Germany is in an uproar against ethanol. Last week, motorists celebrated a win against alcohol in their gasoline: Oil companies stopped the build-out of E10 gas stations. The matter still fuels the headlines. Over the weekend, German’s Die Welt newspaper shocked its readers with the news that the bio-benzene can ruin engines which supposedly are ok for the fuel.
“E10 is under suspicion to stress the engine oil harder than conventional fuel. This causes minimized viscosity and increased engine wear,” writes the paper. Supposedly, the stuff literally waters down the oil. Die Welt quotes Thomas Brüner of BMW who said: “The 10 percent ethanol increase the water in the engine. The water condenses and mixes with the oil. The oil gets diluted and ages faster.”
Ever since these news hit, you see more and more motorists checking their oil. Not for a lack of level, but for an increase. If the level rises, it’s caused by the ethanol water. At the same time, the level of confusion is on the rise, and E10 sits unsold in full tanks.
Sunday evening. BMW sent out a press release in which the Munich car company “supports the introduction of E10 in Germany. The statements of Mr. Brüner do not refer to countries with a fuel quality as in the EU, they referred to countries with a lesser quality of fuel. Some older BMW vehicles require the anti-knock properties of Super Plus ROZ 98.”
Maybe you want to keep an eye on that dipstick.
PS: BMW today issued a flurry of press releases on this topic.

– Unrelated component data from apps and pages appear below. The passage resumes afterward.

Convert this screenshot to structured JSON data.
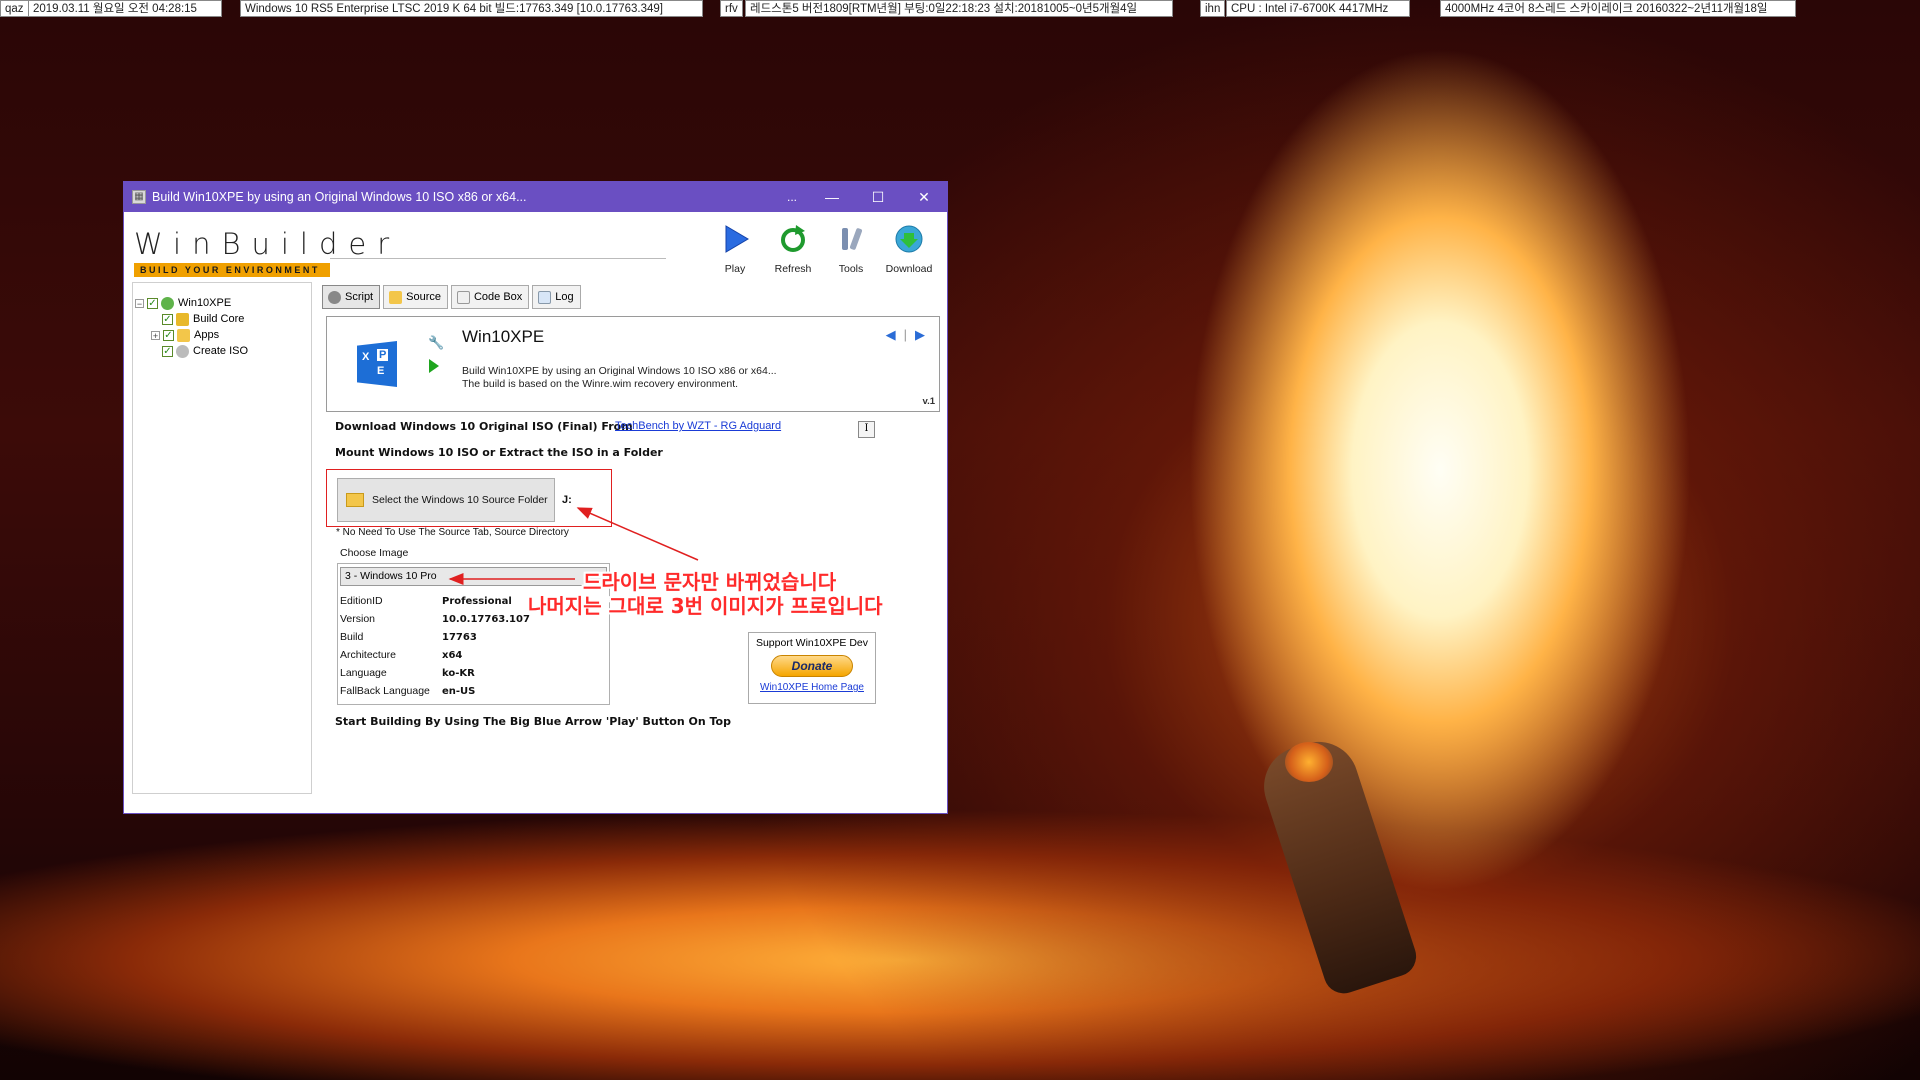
{
  "statusbar": {
    "items": [
      {
        "key": "qaz",
        "value": "2019.03.11 월요일 오전 04:28:15"
      },
      {
        "key": "",
        "value": "Windows 10 RS5 Enterprise LTSC 2019 K 64 bit 빌드:17763.349 [10.0.17763.349]"
      },
      {
        "key": "rfv",
        "value": "레드스톤5 버전1809[RTM년월] 부팅:0일22:18:23 설치:20181005~0년5개월4일"
      },
      {
        "key": "ihn",
        "value": "CPU : Intel i7-6700K 4417MHz"
      },
      {
        "key": "",
        "value": "4000MHz 4코어 8스레드 스카이레이크 20160322~2년11개월18일"
      }
    ]
  },
  "window": {
    "title": "Build Win10XPE by using an Original Windows 10 ISO x86 or x64...",
    "dots": "...",
    "minimize": "—",
    "maximize": "☐",
    "close": "✕"
  },
  "logo": {
    "name": "WinBuilder",
    "tagline": "BUILD YOUR ENVIRONMENT"
  },
  "toolbar": [
    {
      "label": "Play",
      "icon": "play-icon"
    },
    {
      "label": "Refresh",
      "icon": "refresh-icon"
    },
    {
      "label": "Tools",
      "icon": "tools-icon"
    },
    {
      "label": "Download",
      "icon": "download-icon"
    }
  ],
  "tree": {
    "root": "Win10XPE",
    "items": [
      "Build Core",
      "Apps",
      "Create ISO"
    ]
  },
  "tabs": [
    "Script",
    "Source",
    "Code Box",
    "Log"
  ],
  "script": {
    "title": "Win10XPE",
    "desc_line1": "Build Win10XPE by using an Original Windows 10 ISO x86 or x64...",
    "desc_line2": "The build is based on the Winre.wim recovery environment.",
    "version": "v.1",
    "logo_letters": [
      "X",
      "P",
      "E"
    ]
  },
  "content": {
    "download_label": "Download Windows 10 Original ISO (Final) From",
    "download_link": "TechBench by WZT - RG Adguard",
    "info_btn": "I",
    "mount_label": "Mount Windows 10 ISO or Extract the ISO in a Folder",
    "select_button": "Select the Windows 10 Source Folder",
    "drive_letter": "J:",
    "note": "* No Need To Use The Source Tab, Source Directory",
    "choose_image": "Choose Image",
    "selected_image": "3 - Windows 10 Pro",
    "fields": [
      {
        "k": "EditionID",
        "v": "Professional"
      },
      {
        "k": "Version",
        "v": "10.0.17763.107"
      },
      {
        "k": "Build",
        "v": "17763"
      },
      {
        "k": "Architecture",
        "v": "x64"
      },
      {
        "k": "Language",
        "v": "ko-KR"
      },
      {
        "k": "FallBack Language",
        "v": "en-US"
      }
    ],
    "start_label": "Start Building By Using The Big Blue Arrow 'Play' Button On Top",
    "support_title": "Support Win10XPE Dev",
    "donate": "Donate",
    "home_link": "Win10XPE Home Page"
  },
  "annotations": {
    "line1": "드라이브 문자만 바뀌었습니다",
    "line2": "나머지는 그대로 3번 이미지가 프로입니다"
  },
  "colors": {
    "titlebar": "#6a4fc2",
    "accent_red": "#e02020",
    "link": "#1a3bd6",
    "logo_bar": "#f0a000"
  }
}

In its third sixth missive (so far) (I get them in German and English, English version follows) BMW “would like to make the following clear:
- The condensation effect is a side effect of the normal combustion process – independently of the use of E10 – and therefore does not pose a problem.

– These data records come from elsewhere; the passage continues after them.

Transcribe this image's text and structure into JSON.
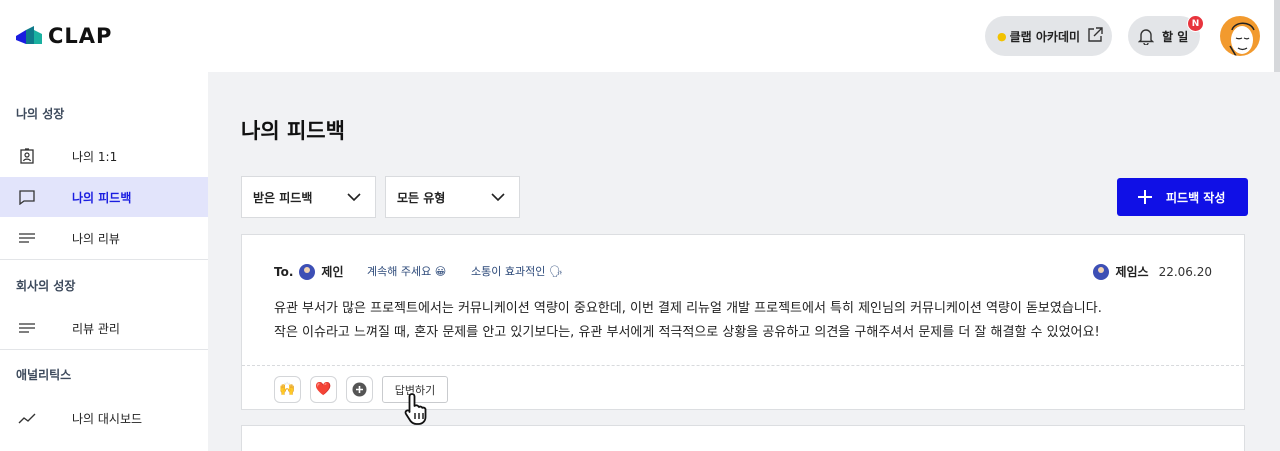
{
  "header": {
    "logo_text": "CLAP",
    "academy_label": "클랩 아카데미",
    "todo_label": "할 일",
    "todo_badge": "N"
  },
  "sidebar": {
    "sections": [
      {
        "title": "나의 성장"
      },
      {
        "title": "회사의 성장"
      },
      {
        "title": "애널리틱스"
      }
    ],
    "items": [
      {
        "label": "나의 1:1",
        "icon": "badge-icon"
      },
      {
        "label": "나의 피드백",
        "icon": "chat-icon",
        "active": true
      },
      {
        "label": "나의 리뷰",
        "icon": "lines-icon"
      },
      {
        "label": "리뷰 관리",
        "icon": "lines-icon"
      },
      {
        "label": "나의 대시보드",
        "icon": "trend-icon"
      }
    ]
  },
  "main": {
    "title": "나의 피드백",
    "filter_received": "받은 피드백",
    "filter_type": "모든 유형",
    "write_button": "피드백 작성"
  },
  "feedback": {
    "to_prefix": "To.",
    "to_name": "제인",
    "tag1": "계속해 주세요 😀",
    "tag2": "소통이 효과적인 🗣",
    "from_name": "제임스",
    "date": "22.06.20",
    "line1": "유관 부서가 많은 프로젝트에서는 커뮤니케이션 역량이 중요한데, 이번 결제 리뉴얼 개발 프로젝트에서 특히 제인님의 커뮤니케이션 역량이 돋보였습니다.",
    "line2": "작은 이슈라고 느껴질 때, 혼자 문제를 안고 있기보다는, 유관 부서에게 적극적으로 상황을 공유하고 의견을 구해주셔서 문제를 더 잘 해결할 수 있었어요!",
    "reaction1": "🙌",
    "reaction2": "❤️",
    "reply_label": "답변하기"
  },
  "colors": {
    "accent": "#1010e6",
    "active_bg": "#e2e4fb",
    "badge": "#e8343d"
  }
}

- The oil-change intervals defined by BMW are not affected and therefore remain unchanged.
- The report’s falsely claimed link between the use of E10 fuel and “more rapid engine wear” does not exist.”